get in touch with Fred Pagano at (617) 230-4019. 

Monday, June 25, 2012

Match Your Style to Your Industry!

The other day I saw a freelance job posting online.  The poster wanted someone to produce a video to promote his business.  As an example of what he wanted, he cited the cartoon style that has made popular.  So far, it sounds great.  Those Epipheo cartoons are quite entertaining. 

But there’s a problem:  The man seeking the video is a lawyer.  One who represents businesses before the state licensing commission. 

Is this appropriate? 

I don’t think so.  Using a cartoon to advertise a law firm undermines everything that a law firm stands for:  credibility, reliability, authority, and trustworthiness. 

Perhaps if the lawyer represented clients involved in animal welfare – veterinarians or pet shops perhaps -- a cartoon style ad might work.  But for one representing business interests with tens of thousands, perhaps millions of dollars at stake?  No way.  These are serious clients, with serious amounts of money at risk.  They need a lawyer who’s serious too. 

The point is that you must match the style of your advertising – whether radio, TV, print or on the web – with the style of your business.  Live action would be a much better choice for the lawyer.  Or a question and answer interview format.  Anything as long as it shows us, as potential clients, that he knows what he’s doing.

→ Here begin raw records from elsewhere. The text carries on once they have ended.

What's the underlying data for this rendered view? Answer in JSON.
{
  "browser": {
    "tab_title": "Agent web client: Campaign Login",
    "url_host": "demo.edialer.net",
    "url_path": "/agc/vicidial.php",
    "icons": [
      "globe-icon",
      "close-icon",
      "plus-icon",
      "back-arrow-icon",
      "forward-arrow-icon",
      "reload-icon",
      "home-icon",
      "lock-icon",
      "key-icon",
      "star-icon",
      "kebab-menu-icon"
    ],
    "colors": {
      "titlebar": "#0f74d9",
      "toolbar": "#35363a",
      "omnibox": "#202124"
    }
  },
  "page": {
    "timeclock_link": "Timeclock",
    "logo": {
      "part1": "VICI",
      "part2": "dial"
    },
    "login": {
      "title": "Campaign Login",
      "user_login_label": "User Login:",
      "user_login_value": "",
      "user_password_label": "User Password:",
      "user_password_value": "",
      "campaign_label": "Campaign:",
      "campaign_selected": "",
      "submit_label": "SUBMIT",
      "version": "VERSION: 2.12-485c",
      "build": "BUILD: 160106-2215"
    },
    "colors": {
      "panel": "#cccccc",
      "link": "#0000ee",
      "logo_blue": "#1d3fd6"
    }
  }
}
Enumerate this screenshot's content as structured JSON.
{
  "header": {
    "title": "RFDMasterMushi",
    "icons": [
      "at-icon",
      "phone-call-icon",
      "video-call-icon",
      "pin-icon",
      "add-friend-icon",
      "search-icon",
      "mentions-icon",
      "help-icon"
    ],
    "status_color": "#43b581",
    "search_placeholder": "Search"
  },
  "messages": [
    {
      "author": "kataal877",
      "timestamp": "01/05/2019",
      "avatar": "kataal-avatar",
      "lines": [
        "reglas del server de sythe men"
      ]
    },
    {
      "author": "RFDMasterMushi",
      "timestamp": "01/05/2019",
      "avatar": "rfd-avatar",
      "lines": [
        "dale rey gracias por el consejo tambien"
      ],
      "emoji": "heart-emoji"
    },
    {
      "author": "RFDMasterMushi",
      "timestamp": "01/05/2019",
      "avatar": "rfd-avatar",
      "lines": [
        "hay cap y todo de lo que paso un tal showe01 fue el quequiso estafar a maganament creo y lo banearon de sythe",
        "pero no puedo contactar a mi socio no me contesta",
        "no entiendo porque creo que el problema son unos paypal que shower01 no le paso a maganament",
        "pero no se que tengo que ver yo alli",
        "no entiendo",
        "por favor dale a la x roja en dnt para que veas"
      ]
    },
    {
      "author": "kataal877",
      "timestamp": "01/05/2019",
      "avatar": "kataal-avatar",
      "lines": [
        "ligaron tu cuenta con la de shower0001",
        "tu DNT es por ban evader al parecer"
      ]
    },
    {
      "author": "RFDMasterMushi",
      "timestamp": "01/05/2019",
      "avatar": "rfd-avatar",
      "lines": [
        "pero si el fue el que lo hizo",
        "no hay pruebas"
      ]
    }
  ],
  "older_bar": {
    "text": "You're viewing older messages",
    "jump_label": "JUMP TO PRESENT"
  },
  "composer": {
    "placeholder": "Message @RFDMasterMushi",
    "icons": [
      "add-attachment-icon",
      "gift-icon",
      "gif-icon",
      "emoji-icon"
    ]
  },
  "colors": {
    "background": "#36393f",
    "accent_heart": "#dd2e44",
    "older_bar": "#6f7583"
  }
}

I’ll say it again:  Match the style of your ads to your industry.

Bullshots is published by Brown Cow Studios of Boston.
Get High Quality Sound and Video Production from Brown Cow Studios of Boston!

Tuesday, June 19, 2012

We're Back ... and Have a New Name Too!

Hi readers,

Sometimes things just slip away from us.  Unfortunately, one of those things that slipped away over recent months was the upkeep of BullShots! 

Sorry about that!

Anyway, we're back, and we hope to be a bit more diligent about posting.

You might have noticed we've changed the name of the blog to BullShots!   Kinda funky I think.  But don't worry, my vocal opinion isn't gone!  You can expect me to be just as cantankerous a cow as I've always been.  Now Fred ... I don't know about him.  He's a busy guy. 

So here's the deal....  If there's something you'd like me, corporate mascot and all-around beauticious bovine, Brownie T. Cow to write about, let me know.  If you have questions about anything, post 'em.  Comments ...  Recipes (especially for milk products!) ...   The solution to what to do with stale donuts.  It's all good!

So get in touch!  We'd all like to hear from you.  Especially Fred.  He gets lonely working all day in the studio.  Moo!

Brownie T. Cow


BullShots! is written by Fred Pagano, and is published by Brown Cow Studios of Boston.

Your host is Brownie T. Cow, our beloved mascot (that's her on the right).

Our goal is to provide useful information and commentary about all things media. If there's a topic you'd like us to cover, please drop us a line. We'd love to hear from you! Be sure to visit our website, too: